Novak herself has actually been fairly circumscript about her Hollywood experiences. She remembers the shooting of VERTIGO as a good experience, yet, for decades, Hitchcock would complain about her. She tried to write a memoir, with a lot of help from a therapist (she has a lot of blank spots, where she can't remember what happened, because she hated so many of her experiences in Hollywood), but her house burned in one of those California wild fires about 15 years ago, and she has not felt the need to return to writing.

joe baltake said...

Daryl--

Love your comments on Novak and you're right when you note the critical establishment's annoying penchant for always commenting that she was "surprisingly good" in this or that. That meant, she was always good, right? The critics also said the same things about Glenn Ford in begrudgingly favorable reviews.

I worked closely with Lemmon on a book that I did about his work and we always had friendly arguments. He was never crazy about "Landlady," saying it was too confusing, but I love it - and, no, it's not confusing. It's much better than "Days of Wine and Roses," which he made immediately after "Landlady" and which Jack always preferred for obvious reasons.

Jack, love him, was like a lot of actors - he had high regard for the films and performances that brought him a lot of attention, while the others faded into the recesses of his mind. Much of his opinion of "Bell, Book and Candle," he inherited from Billy Wilder, who thought the film was beneath Lemmon's ability, an elitist viewpoint. But Jack's a delight in it and I would put that Quine gem up against any of Wilder's titles, many of which have become overrated in the passing years.

As for Novak, I always thought that she had a much more interesting filmmography than Monroe - and worked with a more fascinating selection of filmmakers.

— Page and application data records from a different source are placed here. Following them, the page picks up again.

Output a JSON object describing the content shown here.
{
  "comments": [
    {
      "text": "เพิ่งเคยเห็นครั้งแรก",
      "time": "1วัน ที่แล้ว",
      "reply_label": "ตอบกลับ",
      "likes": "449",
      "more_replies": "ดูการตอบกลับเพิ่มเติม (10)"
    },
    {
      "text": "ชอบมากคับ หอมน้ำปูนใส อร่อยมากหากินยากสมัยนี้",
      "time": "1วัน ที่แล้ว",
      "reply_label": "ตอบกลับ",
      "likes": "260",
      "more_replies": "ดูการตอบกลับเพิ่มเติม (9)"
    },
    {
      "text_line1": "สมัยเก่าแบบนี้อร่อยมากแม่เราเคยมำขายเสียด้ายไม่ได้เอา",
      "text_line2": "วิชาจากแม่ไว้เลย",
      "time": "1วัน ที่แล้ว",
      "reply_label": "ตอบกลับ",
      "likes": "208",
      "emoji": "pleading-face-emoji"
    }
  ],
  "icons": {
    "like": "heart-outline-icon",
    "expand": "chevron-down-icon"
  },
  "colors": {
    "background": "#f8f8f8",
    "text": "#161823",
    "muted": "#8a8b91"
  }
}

But that's just me.

P.S. "Lylah Clare" rocks!

joe baltake said...

Carlye--

Of course, you're aware that Kim Novak's name in "The Notorious Landlady" is ... Carly.

--JB

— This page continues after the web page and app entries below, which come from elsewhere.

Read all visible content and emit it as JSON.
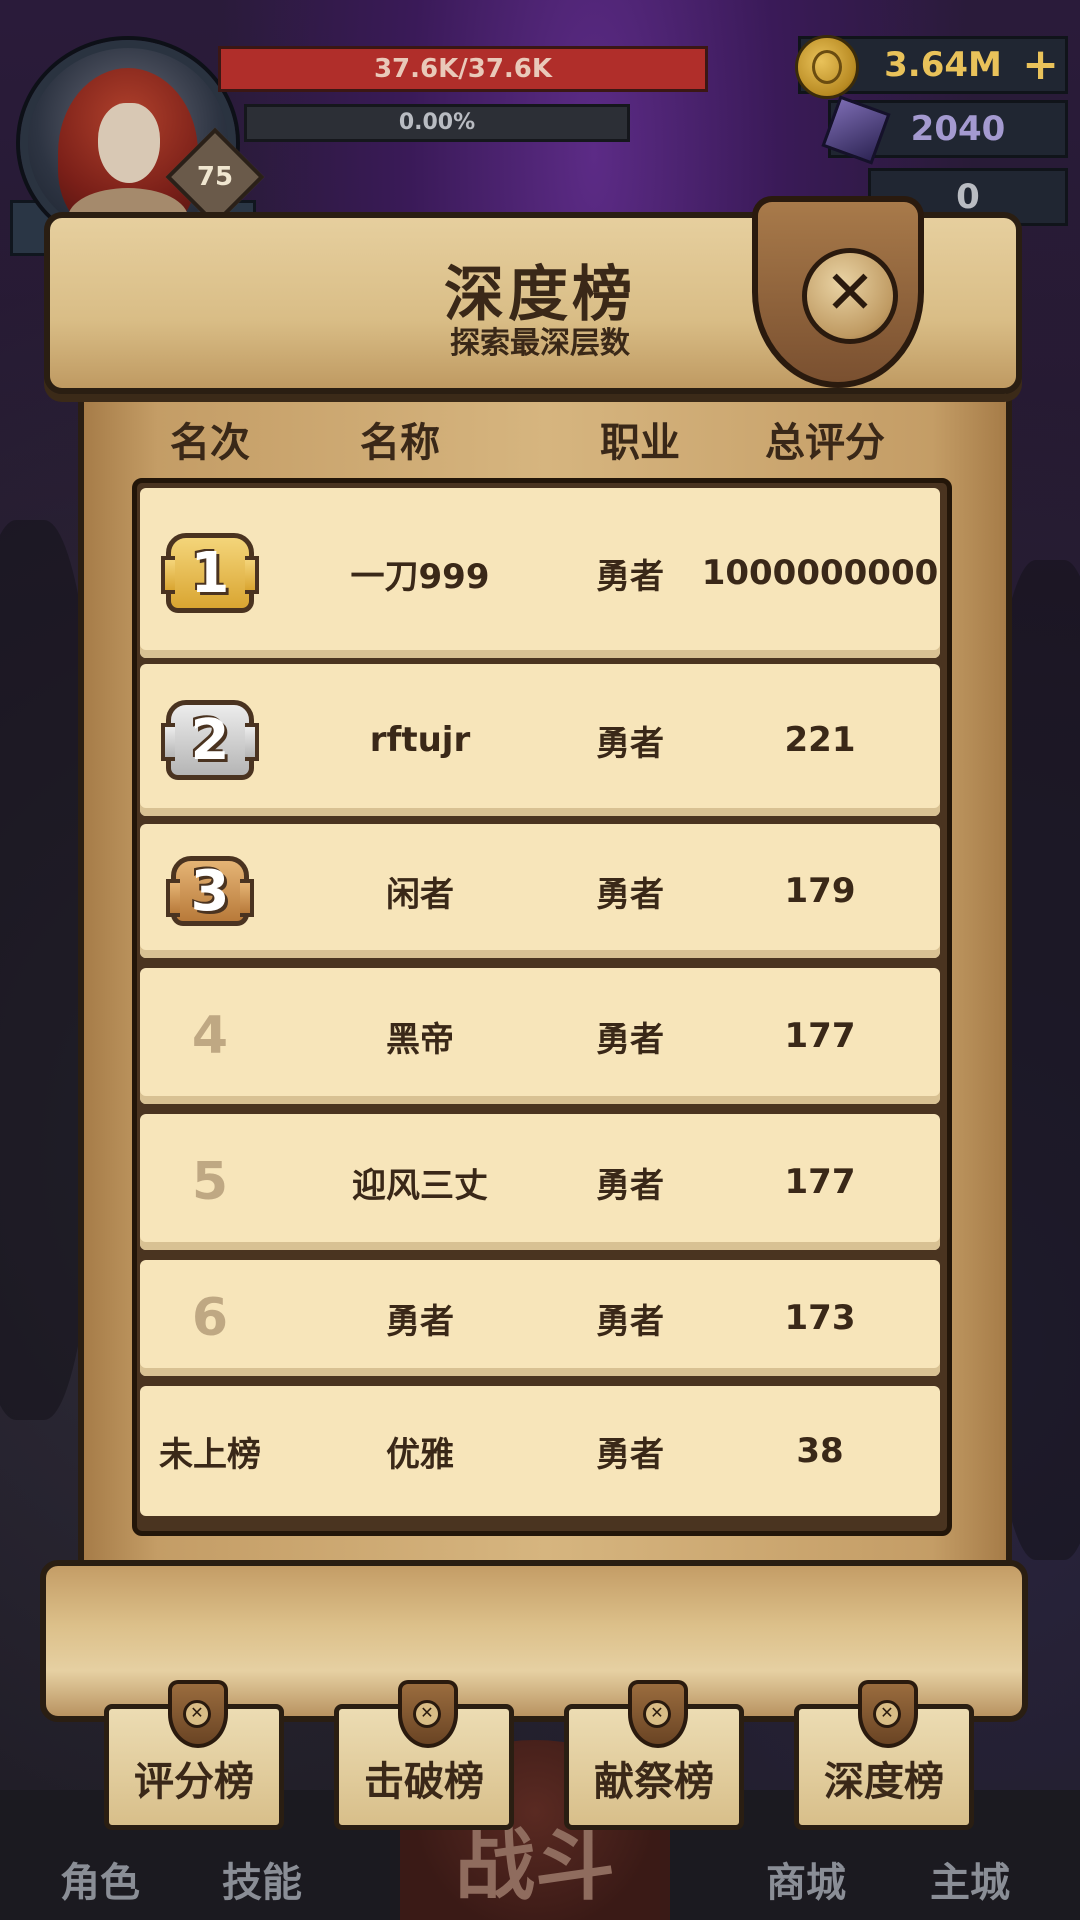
{
  "hud": {
    "hp_text": "37.6K/37.6K",
    "xp_text": "0.00%",
    "level": "75",
    "gold": "3.64M",
    "gems": "2040",
    "tokens": "0",
    "add_label": "+",
    "icons": {
      "gold": "gold-coin-icon",
      "gems": "crystal-gem-icon"
    }
  },
  "panel": {
    "title": "深度榜",
    "subtitle": "探索最深层数",
    "close_label": "✕",
    "columns": [
      "名次",
      "名称",
      "职业",
      "总评分"
    ],
    "rows": [
      {
        "rank": "1",
        "medal": "gold",
        "name": "一刀999",
        "class": "勇者",
        "score": "1000000000"
      },
      {
        "rank": "2",
        "medal": "silver",
        "name": "rftujr",
        "class": "勇者",
        "score": "221"
      },
      {
        "rank": "3",
        "medal": "bronze",
        "name": "闲者",
        "class": "勇者",
        "score": "179"
      },
      {
        "rank": "4",
        "name": "黑帝",
        "class": "勇者",
        "score": "177"
      },
      {
        "rank": "5",
        "name": "迎风三丈",
        "class": "勇者",
        "score": "177"
      },
      {
        "rank": "6",
        "name": "勇者",
        "class": "勇者",
        "score": "173"
      }
    ],
    "self_row": {
      "rank": "未上榜",
      "name": "优雅",
      "class": "勇者",
      "score": "38"
    }
  },
  "tabs": [
    "评分榜",
    "击破榜",
    "献祭榜",
    "深度榜"
  ],
  "nav": {
    "role": "角色",
    "skill": "技能",
    "fight": "战斗",
    "shop": "商城",
    "city": "主城"
  },
  "colors": {
    "parchment": "#f7e5ba",
    "text": "#3a2818",
    "hp": "#b02e2a"
  }
}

jbryant said...

Yeah, I think my DVR will be getting quite a workout on Novak day.

And with any luck at all, I'll be enjoying Landlady on the big screen this Saturday night.

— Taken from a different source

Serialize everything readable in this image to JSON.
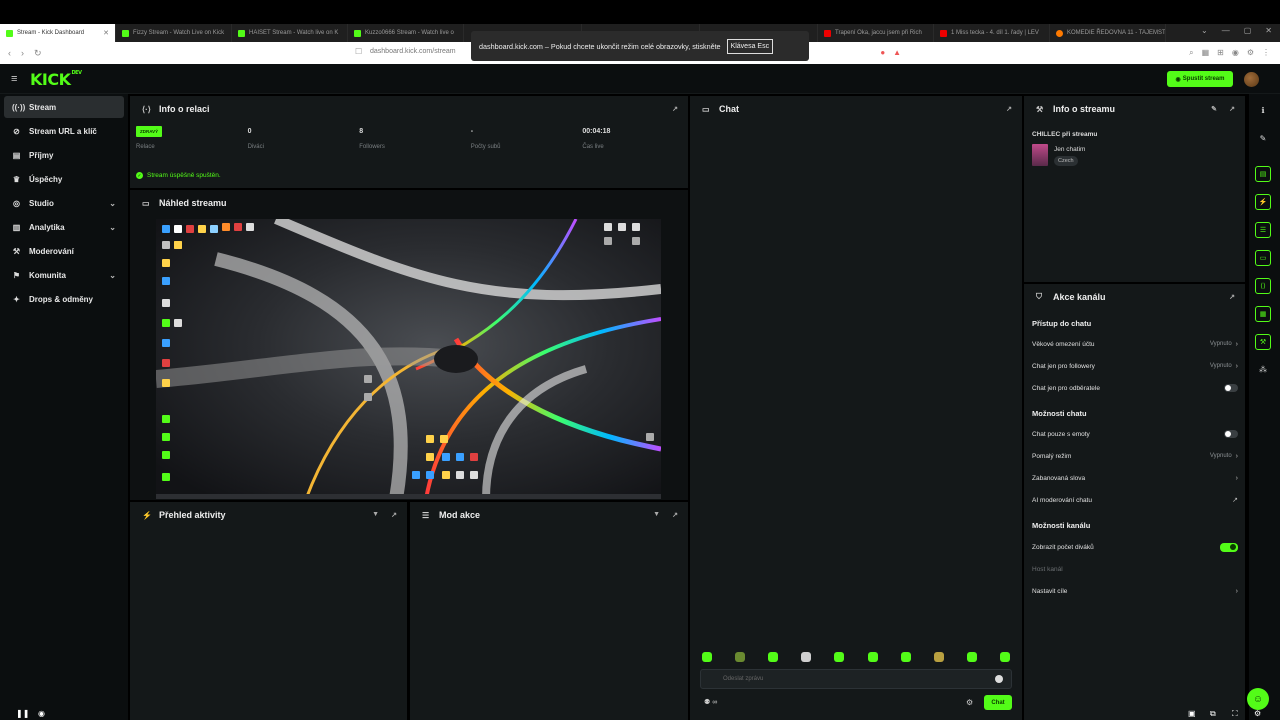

joe baltake said...

Jay--

I think - I'm hoping - that you will find its dialogue particuarly literate and witty. There's some snappy repartee in the film, thanks to Gelbart and Edwards.

wwolfe said...

Someone mentioned here in a discussion of "Strangers When We Meet" that it might be time for a re-evaluation of Richard Quine's career. Seeing "Pushover" and "The Notorious Landlady" seems like a good place to start.

As a newly minted teenager in the early 1970s, seeing "The Amorous Adventures of Moll Flanders" on a Cleveland UHF station had a profound impact on me. I can't say it was great cinematic art (although the first half is light and charming, with a pleasant camaraderie between Novak and Jeanne Moreau), but Novak was a certified, 100 proof knockout. I agree with the poster who said that she has a more interesting filmography than Monroe - in fact, I don't think it's even close.

wwolfe said...

Well, this is what happens when I write something much too quickly: I've mixed up "Moll Flanders" with "Viva Maria!," two very different movies which share only a fervent belief in the superhuman power of their lead actresses' decolletage. I suppose this speaks to the ability of said power to addle the wits of at least one pubescent viewer - an effect that apparently persists even three decades after the fact.